Another change infuriating Republicans (and some Democrats) is the attachment of FISA (Foreign Intelligence Surveillance Act), which extends the program that’s been an excuse for the FBI to spy on everyday Americans. “There’s been a lot of concern over how the Biden Department of Justice and the intelligence community has been operating,” Perkins warned.

No wonder, Burlison pointed out. “There have been over 200,000 times that this system has been abused, particularly by the FBI. And what that means is for the American people, for your listeners, is that there’s a good chance that you or your neighbor have had their emails or text threads or other communications read [by the government], because it was lumped in with other foreign nationals inadvertently. And that should never be the case. We should require a warrant, as is protected under the Fourth Amendment.” Lumping this reauthorization in with a must-pass bill like the NDAA is “really awful” and destructive to the rights of Americans, he argued.

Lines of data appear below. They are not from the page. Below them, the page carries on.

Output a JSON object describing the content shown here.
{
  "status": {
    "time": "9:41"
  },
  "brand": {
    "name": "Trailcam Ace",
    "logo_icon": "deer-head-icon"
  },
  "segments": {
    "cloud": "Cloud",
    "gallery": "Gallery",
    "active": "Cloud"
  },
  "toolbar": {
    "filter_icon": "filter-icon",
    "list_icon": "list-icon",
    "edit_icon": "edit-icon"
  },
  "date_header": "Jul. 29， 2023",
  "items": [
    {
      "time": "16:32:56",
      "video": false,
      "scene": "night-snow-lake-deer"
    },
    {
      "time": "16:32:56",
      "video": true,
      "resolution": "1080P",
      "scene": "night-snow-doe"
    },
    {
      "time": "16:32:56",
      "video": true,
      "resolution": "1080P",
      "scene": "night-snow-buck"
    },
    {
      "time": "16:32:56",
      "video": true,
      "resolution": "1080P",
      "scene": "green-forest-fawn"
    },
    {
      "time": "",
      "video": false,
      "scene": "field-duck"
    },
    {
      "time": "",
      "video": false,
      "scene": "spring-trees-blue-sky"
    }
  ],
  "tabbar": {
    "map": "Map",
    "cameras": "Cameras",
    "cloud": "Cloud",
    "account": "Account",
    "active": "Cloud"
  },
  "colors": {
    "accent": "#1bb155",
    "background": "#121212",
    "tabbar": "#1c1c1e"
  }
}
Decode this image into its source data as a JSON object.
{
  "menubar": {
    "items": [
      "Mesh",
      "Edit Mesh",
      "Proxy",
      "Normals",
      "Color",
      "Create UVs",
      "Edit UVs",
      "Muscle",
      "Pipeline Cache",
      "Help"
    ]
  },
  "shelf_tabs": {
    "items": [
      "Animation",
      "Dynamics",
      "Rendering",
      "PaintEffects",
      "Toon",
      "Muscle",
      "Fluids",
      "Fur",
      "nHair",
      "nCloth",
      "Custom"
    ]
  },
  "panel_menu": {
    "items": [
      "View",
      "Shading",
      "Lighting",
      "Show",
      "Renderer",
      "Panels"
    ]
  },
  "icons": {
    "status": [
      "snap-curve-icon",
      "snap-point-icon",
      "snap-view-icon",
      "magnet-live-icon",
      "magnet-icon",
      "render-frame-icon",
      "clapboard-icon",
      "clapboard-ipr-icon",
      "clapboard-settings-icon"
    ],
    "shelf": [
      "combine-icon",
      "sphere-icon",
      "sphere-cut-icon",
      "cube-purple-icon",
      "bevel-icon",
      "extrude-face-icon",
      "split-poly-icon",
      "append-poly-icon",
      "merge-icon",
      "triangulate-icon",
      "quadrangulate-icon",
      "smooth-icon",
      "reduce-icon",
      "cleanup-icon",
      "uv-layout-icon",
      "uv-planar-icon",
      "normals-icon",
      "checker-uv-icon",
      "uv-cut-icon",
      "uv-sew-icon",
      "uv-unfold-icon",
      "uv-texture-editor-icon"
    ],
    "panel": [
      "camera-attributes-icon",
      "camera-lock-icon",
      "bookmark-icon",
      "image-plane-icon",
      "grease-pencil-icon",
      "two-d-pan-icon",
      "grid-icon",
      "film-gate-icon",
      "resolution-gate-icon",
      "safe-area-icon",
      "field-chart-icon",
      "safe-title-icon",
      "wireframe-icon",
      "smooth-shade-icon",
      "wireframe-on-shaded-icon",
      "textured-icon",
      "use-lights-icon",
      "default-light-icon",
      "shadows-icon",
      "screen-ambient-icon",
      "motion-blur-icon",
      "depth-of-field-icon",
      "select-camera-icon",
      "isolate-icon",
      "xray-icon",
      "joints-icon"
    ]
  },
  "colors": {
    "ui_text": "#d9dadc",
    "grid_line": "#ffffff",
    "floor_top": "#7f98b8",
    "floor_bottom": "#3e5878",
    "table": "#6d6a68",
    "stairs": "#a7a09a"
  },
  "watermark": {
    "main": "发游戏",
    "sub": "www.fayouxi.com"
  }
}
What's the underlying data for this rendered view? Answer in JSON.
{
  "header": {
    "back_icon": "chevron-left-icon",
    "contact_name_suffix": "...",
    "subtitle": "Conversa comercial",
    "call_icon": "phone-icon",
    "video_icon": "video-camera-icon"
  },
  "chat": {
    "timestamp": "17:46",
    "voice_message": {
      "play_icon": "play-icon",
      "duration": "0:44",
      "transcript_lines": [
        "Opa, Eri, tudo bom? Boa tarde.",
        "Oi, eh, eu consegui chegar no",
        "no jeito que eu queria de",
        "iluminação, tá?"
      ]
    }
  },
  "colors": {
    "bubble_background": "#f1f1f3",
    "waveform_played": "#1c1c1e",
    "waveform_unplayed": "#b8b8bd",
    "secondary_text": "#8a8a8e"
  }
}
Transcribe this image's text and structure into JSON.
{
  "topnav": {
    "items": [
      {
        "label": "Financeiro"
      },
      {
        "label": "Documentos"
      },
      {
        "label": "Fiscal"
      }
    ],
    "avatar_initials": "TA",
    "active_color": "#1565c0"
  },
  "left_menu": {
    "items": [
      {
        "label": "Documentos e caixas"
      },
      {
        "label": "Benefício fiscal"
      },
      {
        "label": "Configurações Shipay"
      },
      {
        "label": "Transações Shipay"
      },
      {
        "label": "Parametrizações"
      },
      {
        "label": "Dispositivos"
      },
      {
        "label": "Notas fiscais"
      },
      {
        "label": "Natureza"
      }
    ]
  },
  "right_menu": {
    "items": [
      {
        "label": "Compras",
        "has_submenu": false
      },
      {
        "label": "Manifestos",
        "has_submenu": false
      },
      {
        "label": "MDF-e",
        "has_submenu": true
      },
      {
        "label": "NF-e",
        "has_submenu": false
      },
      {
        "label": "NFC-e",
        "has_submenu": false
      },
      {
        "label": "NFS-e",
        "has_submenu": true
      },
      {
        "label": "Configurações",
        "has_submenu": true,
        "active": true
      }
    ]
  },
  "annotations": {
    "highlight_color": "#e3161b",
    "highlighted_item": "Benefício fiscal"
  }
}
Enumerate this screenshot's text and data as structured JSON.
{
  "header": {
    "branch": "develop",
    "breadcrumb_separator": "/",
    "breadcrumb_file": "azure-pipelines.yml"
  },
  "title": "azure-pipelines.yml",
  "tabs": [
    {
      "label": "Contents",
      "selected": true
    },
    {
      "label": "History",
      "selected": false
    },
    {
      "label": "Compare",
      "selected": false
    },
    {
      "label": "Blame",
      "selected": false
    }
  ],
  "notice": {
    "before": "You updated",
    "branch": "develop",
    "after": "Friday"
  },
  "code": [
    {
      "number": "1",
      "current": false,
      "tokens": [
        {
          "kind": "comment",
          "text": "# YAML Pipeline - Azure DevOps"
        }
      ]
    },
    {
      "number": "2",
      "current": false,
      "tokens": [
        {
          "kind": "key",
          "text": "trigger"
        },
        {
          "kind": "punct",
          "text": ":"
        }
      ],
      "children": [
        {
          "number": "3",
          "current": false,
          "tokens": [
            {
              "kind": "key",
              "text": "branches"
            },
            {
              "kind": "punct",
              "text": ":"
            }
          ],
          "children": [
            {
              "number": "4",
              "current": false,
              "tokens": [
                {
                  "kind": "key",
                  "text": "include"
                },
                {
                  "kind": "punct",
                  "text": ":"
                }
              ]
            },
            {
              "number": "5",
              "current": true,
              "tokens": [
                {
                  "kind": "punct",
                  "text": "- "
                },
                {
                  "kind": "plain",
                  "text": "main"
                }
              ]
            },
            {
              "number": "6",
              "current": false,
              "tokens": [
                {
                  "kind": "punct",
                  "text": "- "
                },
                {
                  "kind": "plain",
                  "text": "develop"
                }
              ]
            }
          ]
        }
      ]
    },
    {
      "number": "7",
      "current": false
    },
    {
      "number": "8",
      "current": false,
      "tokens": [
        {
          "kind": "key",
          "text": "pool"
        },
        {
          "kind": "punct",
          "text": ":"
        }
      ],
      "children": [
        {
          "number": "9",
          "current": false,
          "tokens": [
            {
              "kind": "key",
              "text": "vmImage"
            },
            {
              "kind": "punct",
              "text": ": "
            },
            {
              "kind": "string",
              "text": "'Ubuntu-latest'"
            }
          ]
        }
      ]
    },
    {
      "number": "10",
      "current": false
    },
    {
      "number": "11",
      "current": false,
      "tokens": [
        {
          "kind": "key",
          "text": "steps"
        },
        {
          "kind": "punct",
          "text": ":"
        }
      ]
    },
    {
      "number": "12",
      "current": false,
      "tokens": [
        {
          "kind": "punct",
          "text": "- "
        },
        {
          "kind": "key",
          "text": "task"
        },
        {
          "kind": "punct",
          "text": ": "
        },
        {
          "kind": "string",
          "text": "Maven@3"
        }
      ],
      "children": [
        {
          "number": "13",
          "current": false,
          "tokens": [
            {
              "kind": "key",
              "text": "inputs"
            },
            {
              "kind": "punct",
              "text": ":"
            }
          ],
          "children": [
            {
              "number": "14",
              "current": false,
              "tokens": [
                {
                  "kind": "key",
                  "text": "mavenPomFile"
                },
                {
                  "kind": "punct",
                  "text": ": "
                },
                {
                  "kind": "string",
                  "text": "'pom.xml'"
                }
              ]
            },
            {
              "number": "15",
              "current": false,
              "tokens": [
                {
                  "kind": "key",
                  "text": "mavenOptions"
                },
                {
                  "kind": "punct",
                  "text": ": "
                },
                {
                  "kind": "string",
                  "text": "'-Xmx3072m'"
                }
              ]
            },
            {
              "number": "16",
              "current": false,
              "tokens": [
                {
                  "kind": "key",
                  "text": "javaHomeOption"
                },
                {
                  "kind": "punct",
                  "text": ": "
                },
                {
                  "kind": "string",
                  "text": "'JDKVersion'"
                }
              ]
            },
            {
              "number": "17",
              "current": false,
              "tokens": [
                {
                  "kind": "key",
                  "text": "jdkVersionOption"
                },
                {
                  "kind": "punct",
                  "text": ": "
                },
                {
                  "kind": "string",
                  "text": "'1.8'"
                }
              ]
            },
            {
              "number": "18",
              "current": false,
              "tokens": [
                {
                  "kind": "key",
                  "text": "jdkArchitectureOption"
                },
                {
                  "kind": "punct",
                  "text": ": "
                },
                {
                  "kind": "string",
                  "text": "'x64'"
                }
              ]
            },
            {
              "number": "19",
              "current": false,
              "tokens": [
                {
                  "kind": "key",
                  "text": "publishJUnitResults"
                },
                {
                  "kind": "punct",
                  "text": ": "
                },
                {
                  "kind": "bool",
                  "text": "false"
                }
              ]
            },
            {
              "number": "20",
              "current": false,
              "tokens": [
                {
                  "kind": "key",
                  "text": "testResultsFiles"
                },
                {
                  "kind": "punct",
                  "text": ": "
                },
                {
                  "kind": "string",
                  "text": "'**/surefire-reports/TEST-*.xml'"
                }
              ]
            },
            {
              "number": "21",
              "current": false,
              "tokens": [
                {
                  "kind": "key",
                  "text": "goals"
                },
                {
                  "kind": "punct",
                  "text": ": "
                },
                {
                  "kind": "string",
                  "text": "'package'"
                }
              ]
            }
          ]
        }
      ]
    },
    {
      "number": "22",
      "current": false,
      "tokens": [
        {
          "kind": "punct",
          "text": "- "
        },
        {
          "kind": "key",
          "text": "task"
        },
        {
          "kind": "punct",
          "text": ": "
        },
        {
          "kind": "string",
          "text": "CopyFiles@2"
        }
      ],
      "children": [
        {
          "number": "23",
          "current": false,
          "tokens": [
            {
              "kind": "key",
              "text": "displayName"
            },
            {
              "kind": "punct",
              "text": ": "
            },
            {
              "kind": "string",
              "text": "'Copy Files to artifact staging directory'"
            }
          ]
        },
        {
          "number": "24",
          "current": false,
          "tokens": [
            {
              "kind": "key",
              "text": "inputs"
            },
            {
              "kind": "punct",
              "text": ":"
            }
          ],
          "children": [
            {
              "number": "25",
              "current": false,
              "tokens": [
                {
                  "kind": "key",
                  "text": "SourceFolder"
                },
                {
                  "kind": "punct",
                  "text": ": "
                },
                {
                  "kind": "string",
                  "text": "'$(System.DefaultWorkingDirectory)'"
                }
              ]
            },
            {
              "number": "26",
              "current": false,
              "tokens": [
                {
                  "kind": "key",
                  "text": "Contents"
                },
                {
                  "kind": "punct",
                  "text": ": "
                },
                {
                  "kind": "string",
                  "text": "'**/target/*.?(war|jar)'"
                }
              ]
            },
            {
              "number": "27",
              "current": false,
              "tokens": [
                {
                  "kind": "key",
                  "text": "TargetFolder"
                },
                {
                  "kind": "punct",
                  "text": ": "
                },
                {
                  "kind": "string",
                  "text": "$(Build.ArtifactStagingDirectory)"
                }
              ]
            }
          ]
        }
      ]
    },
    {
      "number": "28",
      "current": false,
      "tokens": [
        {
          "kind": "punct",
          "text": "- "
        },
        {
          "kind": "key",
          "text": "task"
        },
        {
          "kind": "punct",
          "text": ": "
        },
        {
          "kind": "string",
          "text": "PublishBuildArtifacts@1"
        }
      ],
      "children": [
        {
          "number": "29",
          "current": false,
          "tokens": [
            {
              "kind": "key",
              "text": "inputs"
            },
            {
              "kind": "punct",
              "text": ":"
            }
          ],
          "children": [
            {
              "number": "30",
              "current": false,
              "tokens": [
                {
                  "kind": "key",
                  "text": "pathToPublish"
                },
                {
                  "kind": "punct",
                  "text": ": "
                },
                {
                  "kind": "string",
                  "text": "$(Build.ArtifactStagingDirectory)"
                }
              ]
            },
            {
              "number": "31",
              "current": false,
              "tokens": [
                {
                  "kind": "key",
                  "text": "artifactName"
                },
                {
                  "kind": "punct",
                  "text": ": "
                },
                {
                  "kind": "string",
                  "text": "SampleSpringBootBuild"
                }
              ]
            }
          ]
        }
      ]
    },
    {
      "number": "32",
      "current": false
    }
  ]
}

Senator Mike Lee (R-Utah) has been equally vocal about the addition of FISA, since the president has proven that his administration can’t be trusted to act within the boundaries of the Constitution. “This NDAA should contain a warning label,” Lee said. “This bill, if passed into law, will further erode your rights under the Fourth Amendment by extending to 2025 FBI’s authority under FISA 702 to conduct warrantless ‘backdoor’ searches of your private communications.”

And it’s not just Republicans who are angry about this. Far-left Democrats like Rep. Pramila Jayapal (D-Wash.) are among the 51 congressmen who publicly oppose making the NDAA a vehicle to spy on Americans.

As Lee said, “This bill is full of reasons to oppose it.”

Of course, the trouble for Republicans is that they only control the House. So, as Burlison said, “We can either go down two paths. We can get bold and stare down some of these deadlines” — and even blow past them — to “pressure the Senate and the White House” to reinsert the House language. “But … if we’re not willing to do that, we’re not willing to go beyond the brink, then the other side knows that ultimately they won.”

“I would like to see a lot more courage come out of the House,” the Missouri congressman urged, “and particularly out of House leadership, to be able to say, ‘Look … if [our priorities aren’t] included, we’re going to have to let the NDAA expire.’”

As far as Family Research Council’s Quena Gonzalez is concerned, if Congress passes a defense bill without pro-life protections, “it will go down as an indelible black mark on the record of every congressman and senator voting ‘yes,’” he told The Washington Stand. “Voting for taxpayer-funded abortion will set a precedent that cannot be undone. Americans should demand that Congress reject taxpayer-funded abortion and send the NDAA back to be conferenced by the House and Senate.”

Suzanne Bowdey serves as editorial director and senior writer at The Washington Stand.